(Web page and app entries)
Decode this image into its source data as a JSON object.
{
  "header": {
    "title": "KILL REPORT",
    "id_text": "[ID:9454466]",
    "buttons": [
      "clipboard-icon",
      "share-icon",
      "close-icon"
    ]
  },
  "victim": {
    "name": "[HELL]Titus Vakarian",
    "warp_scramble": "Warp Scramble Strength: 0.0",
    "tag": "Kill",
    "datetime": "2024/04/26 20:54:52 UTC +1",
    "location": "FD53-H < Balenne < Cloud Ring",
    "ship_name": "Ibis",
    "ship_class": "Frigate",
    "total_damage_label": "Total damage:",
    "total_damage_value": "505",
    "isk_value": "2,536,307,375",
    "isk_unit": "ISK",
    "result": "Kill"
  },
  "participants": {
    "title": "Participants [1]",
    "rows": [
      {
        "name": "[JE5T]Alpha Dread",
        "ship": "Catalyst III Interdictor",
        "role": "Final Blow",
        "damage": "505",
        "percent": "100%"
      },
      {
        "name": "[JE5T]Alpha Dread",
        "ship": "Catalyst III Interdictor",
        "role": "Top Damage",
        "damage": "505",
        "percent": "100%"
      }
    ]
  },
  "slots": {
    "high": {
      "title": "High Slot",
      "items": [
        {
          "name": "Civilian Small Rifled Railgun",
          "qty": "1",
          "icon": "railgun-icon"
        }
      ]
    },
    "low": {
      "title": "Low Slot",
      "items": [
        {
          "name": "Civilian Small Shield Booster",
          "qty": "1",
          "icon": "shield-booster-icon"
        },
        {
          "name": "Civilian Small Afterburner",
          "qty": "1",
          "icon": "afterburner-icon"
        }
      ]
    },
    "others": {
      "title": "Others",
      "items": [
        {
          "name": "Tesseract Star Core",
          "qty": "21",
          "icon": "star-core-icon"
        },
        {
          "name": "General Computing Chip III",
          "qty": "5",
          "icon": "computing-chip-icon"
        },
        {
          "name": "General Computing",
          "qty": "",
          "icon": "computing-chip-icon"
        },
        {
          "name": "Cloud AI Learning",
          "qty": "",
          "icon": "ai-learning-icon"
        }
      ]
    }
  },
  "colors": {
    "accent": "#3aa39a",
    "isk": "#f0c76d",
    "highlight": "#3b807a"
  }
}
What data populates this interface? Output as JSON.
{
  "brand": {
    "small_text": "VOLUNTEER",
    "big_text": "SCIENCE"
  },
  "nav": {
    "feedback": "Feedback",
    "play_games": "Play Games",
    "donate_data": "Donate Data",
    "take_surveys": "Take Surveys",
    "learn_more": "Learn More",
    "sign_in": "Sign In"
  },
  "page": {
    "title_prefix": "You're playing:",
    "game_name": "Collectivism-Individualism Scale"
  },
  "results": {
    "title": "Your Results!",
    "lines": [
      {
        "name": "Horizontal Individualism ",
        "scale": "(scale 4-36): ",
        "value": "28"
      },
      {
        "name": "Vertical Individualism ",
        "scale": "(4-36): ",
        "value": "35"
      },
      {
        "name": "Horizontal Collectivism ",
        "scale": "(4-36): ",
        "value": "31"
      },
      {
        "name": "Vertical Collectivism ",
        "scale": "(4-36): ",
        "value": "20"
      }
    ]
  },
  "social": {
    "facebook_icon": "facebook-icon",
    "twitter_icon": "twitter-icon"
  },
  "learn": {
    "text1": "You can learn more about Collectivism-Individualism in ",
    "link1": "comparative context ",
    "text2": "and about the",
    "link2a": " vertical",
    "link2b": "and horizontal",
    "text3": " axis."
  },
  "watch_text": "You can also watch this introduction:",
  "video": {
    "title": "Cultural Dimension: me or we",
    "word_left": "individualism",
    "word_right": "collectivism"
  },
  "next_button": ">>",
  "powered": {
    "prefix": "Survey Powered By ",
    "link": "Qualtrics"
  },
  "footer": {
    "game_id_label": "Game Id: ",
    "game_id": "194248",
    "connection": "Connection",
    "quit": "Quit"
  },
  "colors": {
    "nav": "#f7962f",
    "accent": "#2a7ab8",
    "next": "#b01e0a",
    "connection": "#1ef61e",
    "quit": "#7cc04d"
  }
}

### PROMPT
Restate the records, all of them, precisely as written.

### EXERCISE SOLUTION
Decode this image into its source data as a JSON object.
{
  "header": {
    "title": "KILL REPORT",
    "id_text": "[ID:9454466]",
    "buttons": [
      "clipboard-icon",
      "share-icon",
      "close-icon"
    ]
  },
  "victim": {
    "name": "[HELL]Titus Vakarian",
    "warp_scramble": "Warp Scramble Strength: 0.0",
    "tag": "Kill",
    "datetime": "2024/04/26 20:54:52 UTC +1",
    "location": "FD53-H < Balenne < Cloud Ring",
    "ship_name": "Ibis",
    "ship_class": "Frigate",
    "total_damage_label": "Total damage:",
    "total_damage_value": "505",
    "isk_value": "2,536,307,375",
    "isk_unit": "ISK",
    "result": "Kill"
  },
  "participants": {
    "title": "Participants [1]",
    "rows": [
      {
        "name": "[JE5T]Alpha Dread",
        "ship": "Catalyst III Interdictor",
        "role": "Final Blow",
        "damage": "505",
        "percent": "100%"
      },
      {
        "name": "[JE5T]Alpha Dread",
        "ship": "Catalyst III Interdictor",
        "role": "Top Damage",
        "damage": "505",
        "percent": "100%"
      }
    ]
  },
  "slots": {
    "high": {
      "title": "High Slot",
      "items": [
        {
          "name": "Civilian Small Rifled Railgun",
          "qty": "1",
          "icon": "railgun-icon"
        }
      ]
    },
    "low": {
      "title": "Low Slot",
      "items": [
        {
          "name": "Civilian Small Shield Booster",
          "qty": "1",
          "icon": "shield-booster-icon"
        },
        {
          "name": "Civilian Small Afterburner",
          "qty": "1",
          "icon": "afterburner-icon"
        }
      ]
    },
    "others": {
      "title": "Others",
      "items": [
        {
          "name": "Tesseract Star Core",
          "qty": "21",
          "icon": "star-core-icon"
        },
        {
          "name": "General Computing Chip III",
          "qty": "5",
          "icon": "computing-chip-icon"
        },
        {
          "name": "General Computing",
          "qty": "",
          "icon": "computing-chip-icon"
        },
        {
          "name": "Cloud AI Learning",
          "qty": "",
          "icon": "ai-learning-icon"
        }
      ]
    }
  },
  "colors": {
    "accent": "#3aa39a",
    "isk": "#f0c76d",
    "highlight": "#3b807a"
  }
}
What data populates this interface? Output as JSON.
{
  "brand": {
    "small_text": "VOLUNTEER",
    "big_text": "SCIENCE"
  },
  "nav": {
    "feedback": "Feedback",
    "play_games": "Play Games",
    "donate_data": "Donate Data",
    "take_surveys": "Take Surveys",
    "learn_more": "Learn More",
    "sign_in": "Sign In"
  },
  "page": {
    "title_prefix": "You're playing:",
    "game_name": "Collectivism-Individualism Scale"
  },
  "results": {
    "title": "Your Results!",
    "lines": [
      {
        "name": "Horizontal Individualism ",
        "scale": "(scale 4-36): ",
        "value": "28"
      },
      {
        "name": "Vertical Individualism ",
        "scale": "(4-36): ",
        "value": "35"
      },
      {
        "name": "Horizontal Collectivism ",
        "scale": "(4-36): ",
        "value": "31"
      },
      {
        "name": "Vertical Collectivism ",
        "scale": "(4-36): ",
        "value": "20"
      }
    ]
  },
  "social": {
    "facebook_icon": "facebook-icon",
    "twitter_icon": "twitter-icon"
  },
  "learn": {
    "text1": "You can learn more about Collectivism-Individualism in ",
    "link1": "comparative context ",
    "text2": "and about the",
    "link2a": " vertical",
    "link2b": "and horizontal",
    "text3": " axis."
  },
  "watch_text": "You can also watch this introduction:",
  "video": {
    "title": "Cultural Dimension: me or we",
    "word_left": "individualism",
    "word_right": "collectivism"
  },
  "next_button": ">>",
  "powered": {
    "prefix": "Survey Powered By ",
    "link": "Qualtrics"
  },
  "footer": {
    "game_id_label": "Game Id: ",
    "game_id": "194248",
    "connection": "Connection",
    "quit": "Quit"
  },
  "colors": {
    "nav": "#f7962f",
    "accent": "#2a7ab8",
    "next": "#b01e0a",
    "connection": "#1ef61e",
    "quit": "#7cc04d"
  }
}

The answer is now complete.